Ventas shares, trading in the $45 to $50 range before the financial crisis, plummeted to $20.41 at the close of March 6th. However, Ventas still was able to pay its quarterly 51 cent dividend which it began paying in 2008. Since then, Ventas increased its dividend to $0.575 in the second quarter of 2011 and paid its third quarter dividend in two installments, totaling to 57.5 cents. Ventas has a market cap of $15.4 billion with $5.0 billion in total debt, making it the least levered REIT on this list. Its 4.3 percent dividend yield is also the lowest on this list. Ventas is a good investment for older investors, who cannot risk losing their nest eggs, low risk investors, and long term investors who need to invest in securities with low leverage to avoid parts of their portfolios hitting absolute zero.

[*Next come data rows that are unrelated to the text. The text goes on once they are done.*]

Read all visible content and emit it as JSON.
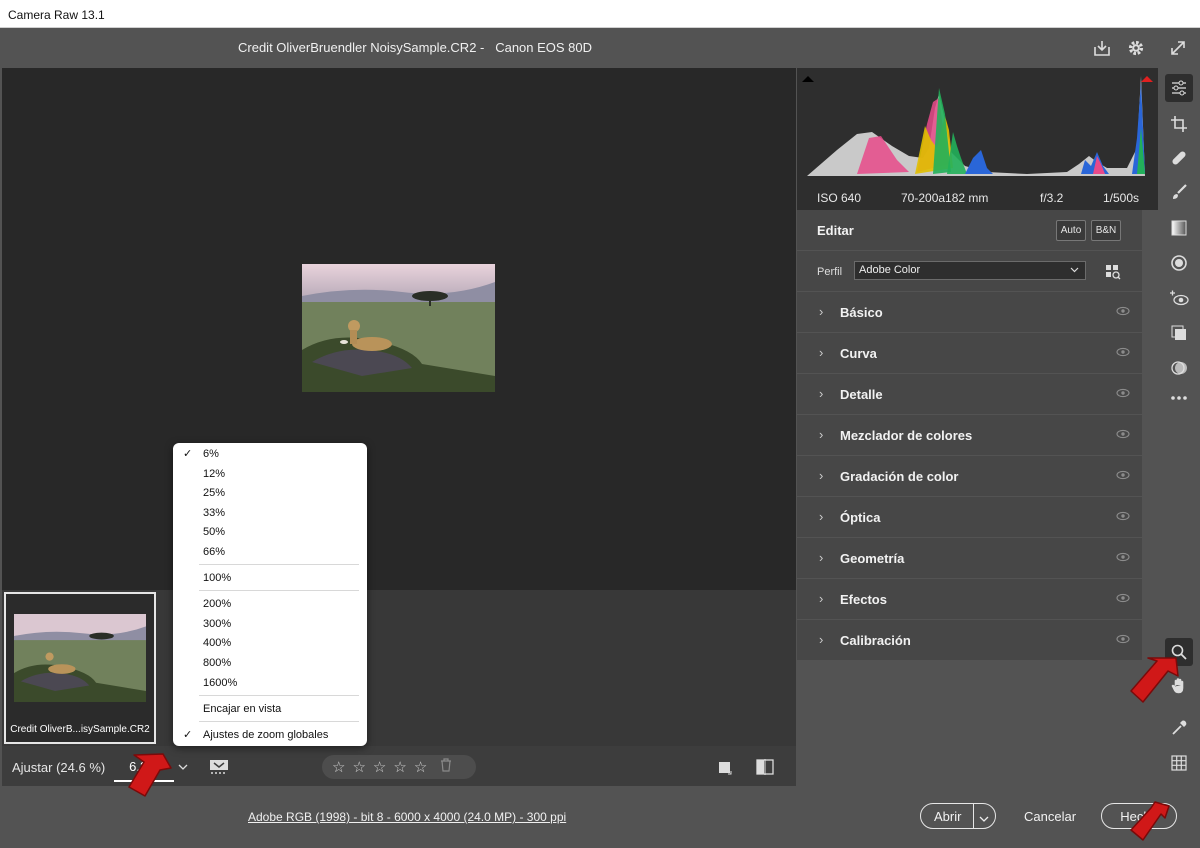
{
  "window": {
    "title": "Camera Raw 13.1"
  },
  "header": {
    "filename": "Credit OliverBruendler NoisySample.CR2 -   Canon EOS 80D"
  },
  "histogram": {
    "iso": "ISO 640",
    "lens": "70-200a182 mm",
    "aperture": "f/3.2",
    "shutter": "1/500s"
  },
  "edit": {
    "title": "Editar",
    "auto_label": "Auto",
    "bw_label": "B&N",
    "profile_label": "Perfil",
    "profile_value": "Adobe Color",
    "sections": [
      "Básico",
      "Curva",
      "Detalle",
      "Mezclador de colores",
      "Gradación de color",
      "Óptica",
      "Geometría",
      "Efectos",
      "Calibración"
    ]
  },
  "zoom_menu": {
    "items": [
      {
        "label": "6%",
        "checked": true
      },
      {
        "label": "12%"
      },
      {
        "label": "25%"
      },
      {
        "label": "33%"
      },
      {
        "label": "50%"
      },
      {
        "label": "66%"
      },
      {
        "label": "100%"
      },
      {
        "label": "200%"
      },
      {
        "label": "300%"
      },
      {
        "label": "400%"
      },
      {
        "label": "800%"
      },
      {
        "label": "1600%"
      },
      {
        "label": "Encajar en vista"
      },
      {
        "label": "Ajustes de zoom globales",
        "checked": true
      }
    ]
  },
  "filmstrip": {
    "caption": "Credit OliverB...isySample.CR2"
  },
  "bottombar": {
    "fit_label": "Ajustar (24.6 %)",
    "zoom_value": "6.3%"
  },
  "footer": {
    "info": "Adobe RGB (1998) - bit 8 - 6000 x 4000 (24.0 MP) - 300 ppi",
    "open_label": "Abrir",
    "cancel_label": "Cancelar",
    "done_label": "Hecho"
  },
  "colors": {
    "canvas": "#282828",
    "panel": "#474747",
    "chrome": "#535353",
    "annotation": "#d01818"
  }
}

Breaking down similar trusts like this is a good way to understand the price of leverage for current investors. With this knowledge of how much investors will pay for risk, you will be better suited to evaluate your own risk appetite and make investments that are best for your capital. In addition, when volatile markets drastically change securities prices, investors can use their understanding of leverage pricing to spot inconsistencies in the market and turn profits off of buying or selling undervalued or overvalues stocks. It is this level of analysis that will allow investors in today’s tough market to earn strong returns and avoid disaster.
Disclosure: I have no positions in any stocks mentioned, and no plans to initiate any positions within the next 72 hours.